In the wake of Hurricane Katrina, the importance of adequate backup protection for health information became crystal clear. While these losses may not result in HIPAA complaints being filed, they do provide an additional impetus to add the backup provisions in the HIPAA security rule as part of a HIPAA tune up.


  1. "HIPAA Administration Simplification: Enforcement; Final Rule." 45 CFR Parts 160 and 164. Federal Register 71, no. 32 (2006). Available online at www.gpoaccess.gov/fr.
  2. HCPro. "In the News." Briefings on HIPAA 5, no. 9 (2005). Available online at www.hcpro.com.
  3. Weiss, Todd. "Four Lose Jobs after Data Breach at Oregon Health Care Facility." ComputerWorld, February 28, 2006. Available online at www.computerworld.com.
  4. Good Samaritan Hospital, Vincennes, IN. "Privacy/Security Walkthrough Checklist." Abstracted with permission. Available online in the AHIMA HIPAA Community of Practice at www.ahima.org.


Walsh, Tom. "The 26.2-mile Security Rule." Journal of AHIMA 76, no. 3 (2005): 24-27. Available online in the FORE Library: HIM Body of Knowledge at www.ahima.org.


Margret Amatayakul, MBA, RHIA, CHPS, FHIMSS
Beth Hjort, RHIA, CHP
Wendy M. Mangin, MS, RHIA
Lydia Washington, MS, RHIA, CPHIMS

Carol Ann Quinsey (carol.quinsey@ahima.org) is a professional practice manager at AHIMA.

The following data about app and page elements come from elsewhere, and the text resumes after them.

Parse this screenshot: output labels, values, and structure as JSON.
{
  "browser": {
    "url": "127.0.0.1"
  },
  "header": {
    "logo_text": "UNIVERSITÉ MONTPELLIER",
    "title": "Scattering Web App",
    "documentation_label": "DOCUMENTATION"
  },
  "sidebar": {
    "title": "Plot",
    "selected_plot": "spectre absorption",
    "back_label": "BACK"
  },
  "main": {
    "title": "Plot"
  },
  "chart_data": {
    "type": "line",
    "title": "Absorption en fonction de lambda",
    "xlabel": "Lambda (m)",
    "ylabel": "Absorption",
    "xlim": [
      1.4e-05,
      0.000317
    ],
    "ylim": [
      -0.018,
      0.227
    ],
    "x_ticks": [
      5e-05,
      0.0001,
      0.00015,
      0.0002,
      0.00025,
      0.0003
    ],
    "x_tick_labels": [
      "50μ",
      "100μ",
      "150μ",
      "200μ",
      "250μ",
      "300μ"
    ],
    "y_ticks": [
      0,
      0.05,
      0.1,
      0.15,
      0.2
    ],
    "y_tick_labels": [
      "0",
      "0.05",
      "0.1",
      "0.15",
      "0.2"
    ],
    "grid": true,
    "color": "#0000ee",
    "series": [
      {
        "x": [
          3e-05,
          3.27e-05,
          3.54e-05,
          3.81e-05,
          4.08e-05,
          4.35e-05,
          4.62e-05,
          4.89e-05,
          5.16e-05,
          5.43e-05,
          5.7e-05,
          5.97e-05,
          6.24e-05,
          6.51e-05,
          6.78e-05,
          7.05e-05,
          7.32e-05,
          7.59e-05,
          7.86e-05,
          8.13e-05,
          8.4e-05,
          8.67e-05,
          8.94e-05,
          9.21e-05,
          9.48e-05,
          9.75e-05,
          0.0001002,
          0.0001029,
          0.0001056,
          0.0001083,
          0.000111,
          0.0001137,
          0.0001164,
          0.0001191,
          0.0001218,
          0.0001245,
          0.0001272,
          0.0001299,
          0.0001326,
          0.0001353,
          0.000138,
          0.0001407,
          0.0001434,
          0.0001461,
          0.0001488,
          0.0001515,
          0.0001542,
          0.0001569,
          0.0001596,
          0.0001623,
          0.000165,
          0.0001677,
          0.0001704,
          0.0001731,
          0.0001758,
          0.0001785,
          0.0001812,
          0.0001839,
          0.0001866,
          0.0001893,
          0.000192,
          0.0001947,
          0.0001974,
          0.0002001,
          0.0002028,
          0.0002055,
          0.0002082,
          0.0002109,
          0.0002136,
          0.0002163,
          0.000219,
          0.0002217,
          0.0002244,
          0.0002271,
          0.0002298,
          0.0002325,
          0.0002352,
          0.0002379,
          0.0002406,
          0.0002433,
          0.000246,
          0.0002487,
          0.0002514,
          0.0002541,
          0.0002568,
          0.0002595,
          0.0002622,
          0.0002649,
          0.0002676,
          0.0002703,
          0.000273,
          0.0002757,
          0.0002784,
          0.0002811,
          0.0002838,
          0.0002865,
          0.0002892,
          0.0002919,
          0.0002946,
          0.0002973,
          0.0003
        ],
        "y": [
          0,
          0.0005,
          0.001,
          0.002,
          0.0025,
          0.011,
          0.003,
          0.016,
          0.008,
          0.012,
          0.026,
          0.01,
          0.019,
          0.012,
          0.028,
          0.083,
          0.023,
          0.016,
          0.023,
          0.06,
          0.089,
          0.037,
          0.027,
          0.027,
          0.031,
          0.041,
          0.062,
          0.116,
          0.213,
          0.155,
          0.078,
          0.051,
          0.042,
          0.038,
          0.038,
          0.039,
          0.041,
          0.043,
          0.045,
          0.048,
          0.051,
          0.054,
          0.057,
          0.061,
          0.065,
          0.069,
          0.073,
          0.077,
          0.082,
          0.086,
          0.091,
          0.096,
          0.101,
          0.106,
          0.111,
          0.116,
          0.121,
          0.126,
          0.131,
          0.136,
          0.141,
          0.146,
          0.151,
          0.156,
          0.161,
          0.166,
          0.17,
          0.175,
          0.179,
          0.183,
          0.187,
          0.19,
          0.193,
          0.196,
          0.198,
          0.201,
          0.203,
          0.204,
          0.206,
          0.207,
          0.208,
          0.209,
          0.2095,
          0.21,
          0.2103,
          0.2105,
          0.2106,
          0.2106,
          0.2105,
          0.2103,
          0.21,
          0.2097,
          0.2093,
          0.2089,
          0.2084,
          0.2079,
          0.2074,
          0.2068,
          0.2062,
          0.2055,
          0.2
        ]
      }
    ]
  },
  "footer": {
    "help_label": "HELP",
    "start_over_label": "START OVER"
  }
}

Article citation:
Quinsey, Carol Ann. "Time for a HIPAA Tune-Up?: Penalties Now in Effect for Noncompliance" Journal of AHIMA 77, no.5 (May 2006): 64-65.